▸ **WHAT IS REQUIRED**: Copy each line below exactly and leave the pictures out.

Dataset rows describing interfaces
————

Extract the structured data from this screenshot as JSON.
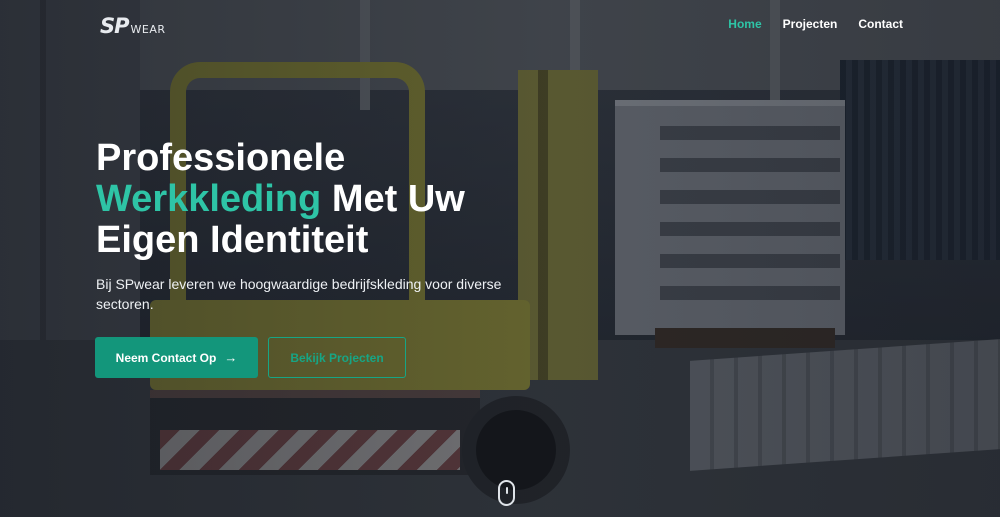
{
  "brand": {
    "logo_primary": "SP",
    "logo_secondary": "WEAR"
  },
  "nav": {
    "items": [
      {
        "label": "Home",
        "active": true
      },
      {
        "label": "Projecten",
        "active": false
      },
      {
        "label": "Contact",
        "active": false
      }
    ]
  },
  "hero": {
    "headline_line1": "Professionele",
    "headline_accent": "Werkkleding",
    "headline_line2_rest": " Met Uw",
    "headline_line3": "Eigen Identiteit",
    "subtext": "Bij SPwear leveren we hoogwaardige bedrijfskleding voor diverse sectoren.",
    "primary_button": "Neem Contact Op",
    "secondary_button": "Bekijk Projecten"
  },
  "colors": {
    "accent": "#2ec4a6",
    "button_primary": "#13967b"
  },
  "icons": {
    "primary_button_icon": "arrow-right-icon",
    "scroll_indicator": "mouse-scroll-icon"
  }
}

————

▸ **TASK SOLUTION**:
Extract the structured data from this screenshot as JSON.
{
  "brand": {
    "logo_primary": "SP",
    "logo_secondary": "WEAR"
  },
  "nav": {
    "items": [
      {
        "label": "Home",
        "active": true
      },
      {
        "label": "Projecten",
        "active": false
      },
      {
        "label": "Contact",
        "active": false
      }
    ]
  },
  "hero": {
    "headline_line1": "Professionele",
    "headline_accent": "Werkkleding",
    "headline_line2_rest": " Met Uw",
    "headline_line3": "Eigen Identiteit",
    "subtext": "Bij SPwear leveren we hoogwaardige bedrijfskleding voor diverse sectoren.",
    "primary_button": "Neem Contact Op",
    "secondary_button": "Bekijk Projecten"
  },
  "colors": {
    "accent": "#2ec4a6",
    "button_primary": "#13967b"
  },
  "icons": {
    "primary_button_icon": "arrow-right-icon",
    "scroll_indicator": "mouse-scroll-icon"
  }
}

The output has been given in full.